The president of the Brookings Institution added his voice yesterday to those calling for wage and price controls to solve the nation's inflation problems.
"I hate them but I do not see the way out without them as part of the attack on inflation," Bruce MacLaury told a New York financial writers group, according to Dow Jones.
MacLaury's statement came less than 24 hours after a similar call by Barry Bosworth, a fellow Brookings economist. Bosworth served as the head of the Carter administration's anti-inflation program from early 1977 until mid-1979.
Brookings colleagues yesterday said they were a bit surprised by MacLaury's position on controls, but said that he has become convinced that in the present crisis normal economic policies will not work.
"MacLaury is a fiscal conservative, a pragmatist not unlike Arthur Burns (former chairman of the Federal Reserve Board)," a colleague said yesterday. Before becoming president of Brookings, a private, Washington-based think tank, MacLaury was president of the Federal Reserve Bank in Minneapolis.
In addition to wage and price controls, MacLaury told the New York group that gasoline rationing was necessary to reduce U.S. oil imports.
In urging wage and price controls, MacLaury did depart somewhat from Bosworth. He told Dow Jones that he would not place controls on interest rates. Bosworth has called for mandatory controls on virtually every sector of the economy.
The call for controls appears to ally the two economists with Sen. Edward Kennedy (D-Mass.), who has called for across-the-board controls in his campaign for the Democratic presidential nomination. Kennedy also has urged gasoline rationing to help solve the nation's energy problems.

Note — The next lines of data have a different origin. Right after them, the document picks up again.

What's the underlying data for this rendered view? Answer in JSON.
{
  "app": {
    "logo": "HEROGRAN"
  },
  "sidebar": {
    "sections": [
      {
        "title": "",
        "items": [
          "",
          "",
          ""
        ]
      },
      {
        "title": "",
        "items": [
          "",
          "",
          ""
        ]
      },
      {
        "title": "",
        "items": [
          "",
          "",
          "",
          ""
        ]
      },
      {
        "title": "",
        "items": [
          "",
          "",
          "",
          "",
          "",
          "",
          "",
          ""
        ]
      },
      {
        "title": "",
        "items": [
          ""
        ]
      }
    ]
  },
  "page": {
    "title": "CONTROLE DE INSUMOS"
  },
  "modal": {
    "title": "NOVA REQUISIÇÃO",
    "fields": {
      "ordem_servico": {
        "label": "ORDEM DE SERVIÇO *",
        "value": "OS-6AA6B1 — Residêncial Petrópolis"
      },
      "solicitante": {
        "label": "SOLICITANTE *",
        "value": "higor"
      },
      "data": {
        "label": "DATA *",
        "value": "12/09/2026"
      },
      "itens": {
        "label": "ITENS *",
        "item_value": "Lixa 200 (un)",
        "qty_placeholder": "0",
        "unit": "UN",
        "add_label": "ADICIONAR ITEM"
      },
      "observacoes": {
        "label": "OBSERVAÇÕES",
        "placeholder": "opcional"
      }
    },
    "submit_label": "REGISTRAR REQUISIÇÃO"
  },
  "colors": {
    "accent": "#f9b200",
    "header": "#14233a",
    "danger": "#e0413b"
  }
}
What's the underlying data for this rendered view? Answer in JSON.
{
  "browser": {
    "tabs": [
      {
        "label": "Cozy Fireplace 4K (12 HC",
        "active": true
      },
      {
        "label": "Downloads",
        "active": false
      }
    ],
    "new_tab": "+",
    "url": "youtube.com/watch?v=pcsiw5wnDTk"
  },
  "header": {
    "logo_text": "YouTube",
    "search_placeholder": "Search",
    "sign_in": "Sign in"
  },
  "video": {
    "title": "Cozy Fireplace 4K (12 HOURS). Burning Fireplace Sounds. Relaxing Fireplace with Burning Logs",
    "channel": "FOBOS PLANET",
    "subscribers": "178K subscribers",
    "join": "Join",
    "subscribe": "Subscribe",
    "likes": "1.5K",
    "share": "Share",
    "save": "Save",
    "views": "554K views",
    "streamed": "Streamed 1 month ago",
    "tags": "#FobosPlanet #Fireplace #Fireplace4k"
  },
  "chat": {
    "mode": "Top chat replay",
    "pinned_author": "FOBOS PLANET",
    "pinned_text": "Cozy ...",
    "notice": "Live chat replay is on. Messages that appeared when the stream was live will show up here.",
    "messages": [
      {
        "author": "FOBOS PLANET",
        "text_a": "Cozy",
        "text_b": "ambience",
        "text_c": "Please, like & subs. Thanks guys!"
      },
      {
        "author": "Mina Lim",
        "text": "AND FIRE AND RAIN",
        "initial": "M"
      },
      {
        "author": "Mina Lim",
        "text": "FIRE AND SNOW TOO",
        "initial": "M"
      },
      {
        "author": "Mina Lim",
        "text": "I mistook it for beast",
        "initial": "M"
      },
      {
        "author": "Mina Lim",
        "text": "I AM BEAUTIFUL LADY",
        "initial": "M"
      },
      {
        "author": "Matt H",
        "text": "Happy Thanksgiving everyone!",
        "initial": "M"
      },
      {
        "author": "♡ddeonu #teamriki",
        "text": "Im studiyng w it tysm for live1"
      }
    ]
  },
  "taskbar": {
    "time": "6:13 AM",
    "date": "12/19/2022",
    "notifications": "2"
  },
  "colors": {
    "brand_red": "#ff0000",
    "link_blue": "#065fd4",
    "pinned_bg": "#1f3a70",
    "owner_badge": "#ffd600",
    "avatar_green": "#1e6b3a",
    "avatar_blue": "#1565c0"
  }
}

Bosworth said Wednesday that he had no part in drafting the Kennedy economic position nor was he working for the candidate.
MacLaury was not available for comment yesterday.
Federal Reserve Board Chairman Paul Volcker yesterday said that his agency's effort to curb inflation by keeping tight control over the money supply was "remarkably on target." The Fed announced a tough tight money policy Oct. 6 aimed at drying up much of the money then available for credit.
Since then, Volcker said bank lending has slowed but cautioned that "one would not expect inflation to react in that short of a period."
In other economic developments yesterday, the Congressional Budget Office predicted President Carter's budget for fiscal 1981 would have a larger deficit than the $15.8 billion projected. The CBO said the increase would range from $3 billion to $8 billion depending on the state of the economy.
The budget office based its estimate on the belief that the proceeds from the "windfall profits" tax now being deliberated in Congress would be smaller than the White House anticipated.
At the same time, CBO said the failure to cut taxes over the next five years would result in "unprecedented growth in revenues" as taxpayers are pushed into higher income tax brackets.
James McIntyre, director of the Office of Management and Budget, told the House Appropriations Committee that inflation will force taxpayers to pay $40 billion more in taxes over the next two years.
Treasury Secretary G. William Miller told the same committee that the administration was committed to the fight against inflation and therefore is not considering any tax cut.